pwm_set_wrap (uint slice_num, uint16_t wrap)
This is the highest value the counter will count up to before either rolling over to zero or starting to count down to zero. These two different behaviors are controlled by enabling or disabling the “phase-correct” mode, the reason for the name will be explained later:
pwm_set_phase_correct (uint slice_num,
Phase correction disabled results in the counter counting up to the wrap value and then resetting to zero. Phase correction enabled makes the counter count up to the wrap value and then down to zero.
The PWM signal is generated from the counter value by setting the channel’s level:
pwm_set_chan_level (uint slice_num, uint chan,
or for both channels at the same time:
pwm_set_both_levels (uint slice_num, uint16_t level_a,
There is also the helper function:
pwm_set_gpio_level (uint gpio, uint16_t level)
which will set the level of the specified GPIO line without being told the slice or channel.
Each time the counter exceeds the level, the state of the output line changes. The line is set high when the count starts and is set low when the level is exceeded. The count continues and the line is set high again when it restarts. You can see this in action in non-phase-correct mode in the diagram below (taken from the documentation):
In phase-correct mode we have a similar diagram:
You can see that the counter wrap value sets the frequency and the level sets the duty cycle. It is also obvious that the frequency is halved in phase-correct mode. You can now also see the reason it is called phase-correct mode. In the non-phase-correct mode, as you change the duty cycle the start of the pulse stays fixed, but the center of the pulse moves. In phase-correct mode the start and end of the pulse move, but the center of the pulse stays fixed – its phase is unchanged. There are applications where this difference matters, but for most PWM situations you can ignore the difference.

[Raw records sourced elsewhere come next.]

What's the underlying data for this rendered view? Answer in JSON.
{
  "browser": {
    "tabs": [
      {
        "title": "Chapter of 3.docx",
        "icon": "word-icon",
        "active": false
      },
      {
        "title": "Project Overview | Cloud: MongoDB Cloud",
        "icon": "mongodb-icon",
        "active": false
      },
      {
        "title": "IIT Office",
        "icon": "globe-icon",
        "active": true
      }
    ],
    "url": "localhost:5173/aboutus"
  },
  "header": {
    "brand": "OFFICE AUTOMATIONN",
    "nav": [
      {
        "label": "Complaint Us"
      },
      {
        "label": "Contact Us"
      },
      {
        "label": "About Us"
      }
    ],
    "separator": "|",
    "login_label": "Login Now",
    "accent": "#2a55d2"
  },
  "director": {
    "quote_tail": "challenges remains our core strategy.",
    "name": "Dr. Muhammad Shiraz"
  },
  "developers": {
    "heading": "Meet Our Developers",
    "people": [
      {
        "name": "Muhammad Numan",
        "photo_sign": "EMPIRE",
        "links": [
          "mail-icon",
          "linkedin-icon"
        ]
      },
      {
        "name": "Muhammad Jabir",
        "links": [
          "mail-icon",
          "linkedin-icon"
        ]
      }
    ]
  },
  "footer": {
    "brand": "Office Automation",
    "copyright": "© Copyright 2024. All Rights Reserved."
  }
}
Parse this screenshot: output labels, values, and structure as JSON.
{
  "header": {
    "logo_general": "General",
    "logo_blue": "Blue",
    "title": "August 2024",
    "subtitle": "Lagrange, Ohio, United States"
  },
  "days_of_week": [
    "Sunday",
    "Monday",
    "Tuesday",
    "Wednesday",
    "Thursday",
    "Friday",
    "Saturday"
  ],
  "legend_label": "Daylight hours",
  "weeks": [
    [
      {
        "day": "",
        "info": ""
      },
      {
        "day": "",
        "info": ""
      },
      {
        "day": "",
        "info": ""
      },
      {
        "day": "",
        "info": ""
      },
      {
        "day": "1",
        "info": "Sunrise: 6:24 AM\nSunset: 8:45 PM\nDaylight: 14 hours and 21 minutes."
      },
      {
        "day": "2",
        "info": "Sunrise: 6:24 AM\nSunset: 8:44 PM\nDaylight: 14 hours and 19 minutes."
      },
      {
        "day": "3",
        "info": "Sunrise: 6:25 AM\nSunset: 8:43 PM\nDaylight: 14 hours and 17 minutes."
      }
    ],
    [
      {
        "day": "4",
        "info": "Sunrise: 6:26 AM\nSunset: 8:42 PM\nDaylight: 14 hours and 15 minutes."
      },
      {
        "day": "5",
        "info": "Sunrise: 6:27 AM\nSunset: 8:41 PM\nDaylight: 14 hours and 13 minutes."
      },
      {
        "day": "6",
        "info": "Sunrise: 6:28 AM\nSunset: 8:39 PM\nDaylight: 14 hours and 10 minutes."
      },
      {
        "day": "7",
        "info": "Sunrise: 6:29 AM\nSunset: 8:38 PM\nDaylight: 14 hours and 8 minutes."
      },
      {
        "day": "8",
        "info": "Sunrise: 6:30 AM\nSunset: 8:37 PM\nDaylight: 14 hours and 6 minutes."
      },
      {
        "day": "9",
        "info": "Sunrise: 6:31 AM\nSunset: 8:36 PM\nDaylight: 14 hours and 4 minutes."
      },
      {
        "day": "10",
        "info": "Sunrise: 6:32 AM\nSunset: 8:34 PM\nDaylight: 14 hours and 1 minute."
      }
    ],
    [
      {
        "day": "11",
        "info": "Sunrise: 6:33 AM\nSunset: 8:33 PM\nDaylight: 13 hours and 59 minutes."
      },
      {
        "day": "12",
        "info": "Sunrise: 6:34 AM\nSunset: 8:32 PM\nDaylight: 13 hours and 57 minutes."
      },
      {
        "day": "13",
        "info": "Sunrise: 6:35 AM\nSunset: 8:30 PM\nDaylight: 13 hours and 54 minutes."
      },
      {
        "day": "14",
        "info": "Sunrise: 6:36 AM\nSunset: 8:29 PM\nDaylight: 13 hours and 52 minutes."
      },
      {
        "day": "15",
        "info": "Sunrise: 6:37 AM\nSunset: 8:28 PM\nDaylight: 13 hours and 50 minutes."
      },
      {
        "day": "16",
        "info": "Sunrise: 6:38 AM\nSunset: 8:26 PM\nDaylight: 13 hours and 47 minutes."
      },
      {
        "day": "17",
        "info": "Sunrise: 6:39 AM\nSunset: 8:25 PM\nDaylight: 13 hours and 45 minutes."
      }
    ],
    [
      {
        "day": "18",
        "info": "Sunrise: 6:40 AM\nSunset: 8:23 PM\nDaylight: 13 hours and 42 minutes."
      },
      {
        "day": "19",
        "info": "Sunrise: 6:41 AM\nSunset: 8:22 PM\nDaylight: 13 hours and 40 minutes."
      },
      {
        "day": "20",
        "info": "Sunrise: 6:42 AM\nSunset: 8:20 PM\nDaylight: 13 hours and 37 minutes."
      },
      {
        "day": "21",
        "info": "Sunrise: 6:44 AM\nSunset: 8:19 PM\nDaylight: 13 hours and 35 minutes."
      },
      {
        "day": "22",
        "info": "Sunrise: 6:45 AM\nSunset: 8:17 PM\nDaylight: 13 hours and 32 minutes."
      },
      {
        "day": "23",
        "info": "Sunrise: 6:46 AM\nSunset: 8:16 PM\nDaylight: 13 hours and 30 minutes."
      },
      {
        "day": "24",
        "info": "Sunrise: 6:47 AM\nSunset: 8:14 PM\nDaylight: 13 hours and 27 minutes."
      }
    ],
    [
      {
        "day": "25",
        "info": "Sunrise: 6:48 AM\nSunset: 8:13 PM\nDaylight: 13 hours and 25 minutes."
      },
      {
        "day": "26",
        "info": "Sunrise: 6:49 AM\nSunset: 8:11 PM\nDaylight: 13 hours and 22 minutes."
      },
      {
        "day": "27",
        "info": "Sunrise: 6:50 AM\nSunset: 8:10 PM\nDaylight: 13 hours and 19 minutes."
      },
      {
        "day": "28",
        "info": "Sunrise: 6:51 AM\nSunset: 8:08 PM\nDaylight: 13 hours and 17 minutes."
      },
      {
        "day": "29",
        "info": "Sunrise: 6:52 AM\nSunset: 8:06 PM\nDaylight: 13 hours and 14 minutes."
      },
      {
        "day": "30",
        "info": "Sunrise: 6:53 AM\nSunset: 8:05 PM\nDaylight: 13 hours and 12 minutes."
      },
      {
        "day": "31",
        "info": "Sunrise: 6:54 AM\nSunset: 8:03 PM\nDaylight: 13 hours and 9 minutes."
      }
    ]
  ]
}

Another subtle point is that you can change the level at any time but the change only takes effect when the counter resets, so you can’t accidentally get two pulses during one count cycle.
As already stated, the wrap value determines the frequency. It doesn’t take too much algebra to work out that in non-phase-correct mode:
f = fc /(wrap+1)
where fc is the frequency of the clock after any division has been taken into account. More usefully you can work out the wrap needed to give any PWM frequency:
wrap = fc/f - 1
Similarly, the level sets the duty cycle:
level = wrap * duty
where duty is the duty cycle as a fraction.
For example, with a clock frequency of 125MHz in non-phase-correct mode you can generate a PWM signal of 10kHz using a wrap of 12,500 and a 25% duty cycle implies a level of 3,125.
In phase-correct mode the formulas have to be adjusted to take into account counting both up and down, which halves the frequency:
f = fc /2(wrap+1)
wrap = fc/2f - 1
level = wrap * duty
|Last Updated ( Tuesday, 07 September 2021 )|